**EXERCISE INSTRUCTIONS:** Without omitting anything, copy every entry word for word.

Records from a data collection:
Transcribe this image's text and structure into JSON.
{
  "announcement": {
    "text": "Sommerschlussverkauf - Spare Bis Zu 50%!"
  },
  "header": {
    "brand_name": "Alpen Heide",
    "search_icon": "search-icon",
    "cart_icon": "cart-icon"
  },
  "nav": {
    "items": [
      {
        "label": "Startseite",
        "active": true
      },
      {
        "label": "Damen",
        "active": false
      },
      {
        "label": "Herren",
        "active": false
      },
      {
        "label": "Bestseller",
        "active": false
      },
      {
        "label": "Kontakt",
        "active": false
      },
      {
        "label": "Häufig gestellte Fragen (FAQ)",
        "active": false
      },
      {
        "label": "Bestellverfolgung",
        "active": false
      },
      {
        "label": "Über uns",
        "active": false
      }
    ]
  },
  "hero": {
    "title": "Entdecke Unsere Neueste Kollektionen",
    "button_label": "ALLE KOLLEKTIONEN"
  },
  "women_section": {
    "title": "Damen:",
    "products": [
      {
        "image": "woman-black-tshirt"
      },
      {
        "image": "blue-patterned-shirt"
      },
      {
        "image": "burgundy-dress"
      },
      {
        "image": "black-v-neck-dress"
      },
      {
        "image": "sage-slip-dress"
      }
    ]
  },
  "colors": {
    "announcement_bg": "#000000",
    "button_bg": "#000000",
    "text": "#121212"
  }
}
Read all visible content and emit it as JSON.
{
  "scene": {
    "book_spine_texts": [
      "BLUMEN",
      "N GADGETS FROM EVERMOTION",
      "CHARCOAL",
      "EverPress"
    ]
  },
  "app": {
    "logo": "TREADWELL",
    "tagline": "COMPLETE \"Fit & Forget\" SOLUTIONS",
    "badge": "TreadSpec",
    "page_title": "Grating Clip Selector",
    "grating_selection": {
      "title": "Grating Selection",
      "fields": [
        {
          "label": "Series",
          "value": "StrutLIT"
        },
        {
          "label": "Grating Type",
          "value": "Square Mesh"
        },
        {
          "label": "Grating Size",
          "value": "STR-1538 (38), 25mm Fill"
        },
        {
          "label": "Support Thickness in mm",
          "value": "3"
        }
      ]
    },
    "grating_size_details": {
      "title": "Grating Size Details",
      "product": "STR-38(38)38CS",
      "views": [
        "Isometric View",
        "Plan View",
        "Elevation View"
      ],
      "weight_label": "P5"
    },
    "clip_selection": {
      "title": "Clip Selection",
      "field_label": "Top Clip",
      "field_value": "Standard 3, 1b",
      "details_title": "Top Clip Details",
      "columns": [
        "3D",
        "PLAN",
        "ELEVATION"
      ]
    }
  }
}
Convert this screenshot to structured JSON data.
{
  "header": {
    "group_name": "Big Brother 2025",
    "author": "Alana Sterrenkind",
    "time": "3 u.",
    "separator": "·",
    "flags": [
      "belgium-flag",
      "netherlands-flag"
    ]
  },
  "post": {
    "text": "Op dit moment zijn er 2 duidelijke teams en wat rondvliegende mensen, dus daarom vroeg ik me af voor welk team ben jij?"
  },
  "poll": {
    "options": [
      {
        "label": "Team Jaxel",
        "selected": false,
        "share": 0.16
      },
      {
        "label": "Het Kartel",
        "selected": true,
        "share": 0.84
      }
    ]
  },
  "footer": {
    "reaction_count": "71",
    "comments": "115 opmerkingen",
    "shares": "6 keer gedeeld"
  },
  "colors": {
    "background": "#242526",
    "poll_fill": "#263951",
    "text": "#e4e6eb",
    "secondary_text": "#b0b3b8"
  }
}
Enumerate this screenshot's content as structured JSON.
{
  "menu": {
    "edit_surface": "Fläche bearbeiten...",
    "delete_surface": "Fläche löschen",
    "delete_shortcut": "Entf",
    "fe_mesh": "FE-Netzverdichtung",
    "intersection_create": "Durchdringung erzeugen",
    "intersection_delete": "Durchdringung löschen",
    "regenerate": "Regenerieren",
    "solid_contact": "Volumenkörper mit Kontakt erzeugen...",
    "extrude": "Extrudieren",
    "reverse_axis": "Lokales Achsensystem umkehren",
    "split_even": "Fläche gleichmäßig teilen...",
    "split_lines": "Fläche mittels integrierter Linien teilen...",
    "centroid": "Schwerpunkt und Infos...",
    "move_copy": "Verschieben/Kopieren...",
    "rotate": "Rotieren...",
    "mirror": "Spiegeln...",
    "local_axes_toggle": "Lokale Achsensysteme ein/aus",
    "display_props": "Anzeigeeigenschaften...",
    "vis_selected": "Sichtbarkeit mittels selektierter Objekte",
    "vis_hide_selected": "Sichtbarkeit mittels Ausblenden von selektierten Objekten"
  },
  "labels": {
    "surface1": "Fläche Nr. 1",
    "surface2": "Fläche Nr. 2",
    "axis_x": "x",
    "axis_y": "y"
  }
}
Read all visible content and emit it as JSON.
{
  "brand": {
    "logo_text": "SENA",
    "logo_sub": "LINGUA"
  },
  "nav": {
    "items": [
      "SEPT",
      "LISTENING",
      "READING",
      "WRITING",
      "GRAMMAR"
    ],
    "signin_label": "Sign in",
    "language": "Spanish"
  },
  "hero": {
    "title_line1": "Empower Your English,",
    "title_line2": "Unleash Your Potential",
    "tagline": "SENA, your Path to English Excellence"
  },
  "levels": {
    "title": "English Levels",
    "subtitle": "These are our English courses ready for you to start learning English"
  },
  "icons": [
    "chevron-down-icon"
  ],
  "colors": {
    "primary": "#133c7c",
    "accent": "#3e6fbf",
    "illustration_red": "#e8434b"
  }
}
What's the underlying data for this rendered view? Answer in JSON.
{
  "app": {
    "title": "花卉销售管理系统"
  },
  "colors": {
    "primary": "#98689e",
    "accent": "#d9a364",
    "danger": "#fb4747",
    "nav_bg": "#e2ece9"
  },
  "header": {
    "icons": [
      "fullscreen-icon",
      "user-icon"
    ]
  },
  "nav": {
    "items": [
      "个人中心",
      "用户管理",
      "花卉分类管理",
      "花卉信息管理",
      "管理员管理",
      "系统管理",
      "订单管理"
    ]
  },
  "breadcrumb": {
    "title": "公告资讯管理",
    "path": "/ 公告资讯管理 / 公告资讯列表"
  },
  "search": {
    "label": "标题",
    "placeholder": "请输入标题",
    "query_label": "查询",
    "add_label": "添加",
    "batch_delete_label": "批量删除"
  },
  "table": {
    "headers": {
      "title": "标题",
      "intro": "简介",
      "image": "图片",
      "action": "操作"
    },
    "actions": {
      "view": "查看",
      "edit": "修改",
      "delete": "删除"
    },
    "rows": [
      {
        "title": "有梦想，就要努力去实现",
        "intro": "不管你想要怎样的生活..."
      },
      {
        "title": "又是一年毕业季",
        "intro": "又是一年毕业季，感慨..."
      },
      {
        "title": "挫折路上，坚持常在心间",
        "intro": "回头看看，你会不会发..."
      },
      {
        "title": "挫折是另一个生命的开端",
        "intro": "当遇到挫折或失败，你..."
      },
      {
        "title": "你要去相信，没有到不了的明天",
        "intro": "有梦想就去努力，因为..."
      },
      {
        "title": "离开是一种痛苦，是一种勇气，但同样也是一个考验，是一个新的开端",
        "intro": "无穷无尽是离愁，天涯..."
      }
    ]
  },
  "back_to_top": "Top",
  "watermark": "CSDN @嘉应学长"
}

**YOUR SOLUTION:**
Transcribe this image's text and structure into JSON.
{
  "announcement": {
    "text": "Sommerschlussverkauf - Spare Bis Zu 50%!"
  },
  "header": {
    "brand_name": "Alpen Heide",
    "search_icon": "search-icon",
    "cart_icon": "cart-icon"
  },
  "nav": {
    "items": [
      {
        "label": "Startseite",
        "active": true
      },
      {
        "label": "Damen",
        "active": false
      },
      {
        "label": "Herren",
        "active": false
      },
      {
        "label": "Bestseller",
        "active": false
      },
      {
        "label": "Kontakt",
        "active": false
      },
      {
        "label": "Häufig gestellte Fragen (FAQ)",
        "active": false
      },
      {
        "label": "Bestellverfolgung",
        "active": false
      },
      {
        "label": "Über uns",
        "active": false
      }
    ]
  },
  "hero": {
    "title": "Entdecke Unsere Neueste Kollektionen",
    "button_label": "ALLE KOLLEKTIONEN"
  },
  "women_section": {
    "title": "Damen:",
    "products": [
      {
        "image": "woman-black-tshirt"
      },
      {
        "image": "blue-patterned-shirt"
      },
      {
        "image": "burgundy-dress"
      },
      {
        "image": "black-v-neck-dress"
      },
      {
        "image": "sage-slip-dress"
      }
    ]
  },
  "colors": {
    "announcement_bg": "#000000",
    "button_bg": "#000000",
    "text": "#121212"
  }
}
Read all visible content and emit it as JSON.
{
  "scene": {
    "book_spine_texts": [
      "BLUMEN",
      "N GADGETS FROM EVERMOTION",
      "CHARCOAL",
      "EverPress"
    ]
  },
  "app": {
    "logo": "TREADWELL",
    "tagline": "COMPLETE \"Fit & Forget\" SOLUTIONS",
    "badge": "TreadSpec",
    "page_title": "Grating Clip Selector",
    "grating_selection": {
      "title": "Grating Selection",
      "fields": [
        {
          "label": "Series",
          "value": "StrutLIT"
        },
        {
          "label": "Grating Type",
          "value": "Square Mesh"
        },
        {
          "label": "Grating Size",
          "value": "STR-1538 (38), 25mm Fill"
        },
        {
          "label": "Support Thickness in mm",
          "value": "3"
        }
      ]
    },
    "grating_size_details": {
      "title": "Grating Size Details",
      "product": "STR-38(38)38CS",
      "views": [
        "Isometric View",
        "Plan View",
        "Elevation View"
      ],
      "weight_label": "P5"
    },
    "clip_selection": {
      "title": "Clip Selection",
      "field_label": "Top Clip",
      "field_value": "Standard 3, 1b",
      "details_title": "Top Clip Details",
      "columns": [
        "3D",
        "PLAN",
        "ELEVATION"
      ]
    }
  }
}
Convert this screenshot to structured JSON data.
{
  "header": {
    "group_name": "Big Brother 2025",
    "author": "Alana Sterrenkind",
    "time": "3 u.",
    "separator": "·",
    "flags": [
      "belgium-flag",
      "netherlands-flag"
    ]
  },
  "post": {
    "text": "Op dit moment zijn er 2 duidelijke teams en wat rondvliegende mensen, dus daarom vroeg ik me af voor welk team ben jij?"
  },
  "poll": {
    "options": [
      {
        "label": "Team Jaxel",
        "selected": false,
        "share": 0.16
      },
      {
        "label": "Het Kartel",
        "selected": true,
        "share": 0.84
      }
    ]
  },
  "footer": {
    "reaction_count": "71",
    "comments": "115 opmerkingen",
    "shares": "6 keer gedeeld"
  },
  "colors": {
    "background": "#242526",
    "poll_fill": "#263951",
    "text": "#e4e6eb",
    "secondary_text": "#b0b3b8"
  }
}
Enumerate this screenshot's content as structured JSON.
{
  "menu": {
    "edit_surface": "Fläche bearbeiten...",
    "delete_surface": "Fläche löschen",
    "delete_shortcut": "Entf",
    "fe_mesh": "FE-Netzverdichtung",
    "intersection_create": "Durchdringung erzeugen",
    "intersection_delete": "Durchdringung löschen",
    "regenerate": "Regenerieren",
    "solid_contact": "Volumenkörper mit Kontakt erzeugen...",
    "extrude": "Extrudieren",
    "reverse_axis": "Lokales Achsensystem umkehren",
    "split_even": "Fläche gleichmäßig teilen...",
    "split_lines": "Fläche mittels integrierter Linien teilen...",
    "centroid": "Schwerpunkt und Infos...",
    "move_copy": "Verschieben/Kopieren...",
    "rotate": "Rotieren...",
    "mirror": "Spiegeln...",
    "local_axes_toggle": "Lokale Achsensysteme ein/aus",
    "display_props": "Anzeigeeigenschaften...",
    "vis_selected": "Sichtbarkeit mittels selektierter Objekte",
    "vis_hide_selected": "Sichtbarkeit mittels Ausblenden von selektierten Objekten"
  },
  "labels": {
    "surface1": "Fläche Nr. 1",
    "surface2": "Fläche Nr. 2",
    "axis_x": "x",
    "axis_y": "y"
  }
}
Read all visible content and emit it as JSON.
{
  "brand": {
    "logo_text": "SENA",
    "logo_sub": "LINGUA"
  },
  "nav": {
    "items": [
      "SEPT",
      "LISTENING",
      "READING",
      "WRITING",
      "GRAMMAR"
    ],
    "signin_label": "Sign in",
    "language": "Spanish"
  },
  "hero": {
    "title_line1": "Empower Your English,",
    "title_line2": "Unleash Your Potential",
    "tagline": "SENA, your Path to English Excellence"
  },
  "levels": {
    "title": "English Levels",
    "subtitle": "These are our English courses ready for you to start learning English"
  },
  "icons": [
    "chevron-down-icon"
  ],
  "colors": {
    "primary": "#133c7c",
    "accent": "#3e6fbf",
    "illustration_red": "#e8434b"
  }
}
What's the underlying data for this rendered view? Answer in JSON.
{
  "app": {
    "title": "花卉销售管理系统"
  },
  "colors": {
    "primary": "#98689e",
    "accent": "#d9a364",
    "danger": "#fb4747",
    "nav_bg": "#e2ece9"
  },
  "header": {
    "icons": [
      "fullscreen-icon",
      "user-icon"
    ]
  },
  "nav": {
    "items": [
      "个人中心",
      "用户管理",
      "花卉分类管理",
      "花卉信息管理",
      "管理员管理",
      "系统管理",
      "订单管理"
    ]
  },
  "breadcrumb": {
    "title": "公告资讯管理",
    "path": "/ 公告资讯管理 / 公告资讯列表"
  },
  "search": {
    "label": "标题",
    "placeholder": "请输入标题",
    "query_label": "查询",
    "add_label": "添加",
    "batch_delete_label": "批量删除"
  },
  "table": {
    "headers": {
      "title": "标题",
      "intro": "简介",
      "image": "图片",
      "action": "操作"
    },
    "actions": {
      "view": "查看",
      "edit": "修改",
      "delete": "删除"
    },
    "rows": [
      {
        "title": "有梦想，就要努力去实现",
        "intro": "不管你想要怎样的生活..."
      },
      {
        "title": "又是一年毕业季",
        "intro": "又是一年毕业季，感慨..."
      },
      {
        "title": "挫折路上，坚持常在心间",
        "intro": "回头看看，你会不会发..."
      },
      {
        "title": "挫折是另一个生命的开端",
        "intro": "当遇到挫折或失败，你..."
      },
      {
        "title": "你要去相信，没有到不了的明天",
        "intro": "有梦想就去努力，因为..."
      },
      {
        "title": "离开是一种痛苦，是一种勇气，但同样也是一个考验，是一个新的开端",
        "intro": "无穷无尽是离愁，天涯..."
      }
    ]
  },
  "back_to_top": "Top",
  "watermark": "CSDN @嘉应学长"
}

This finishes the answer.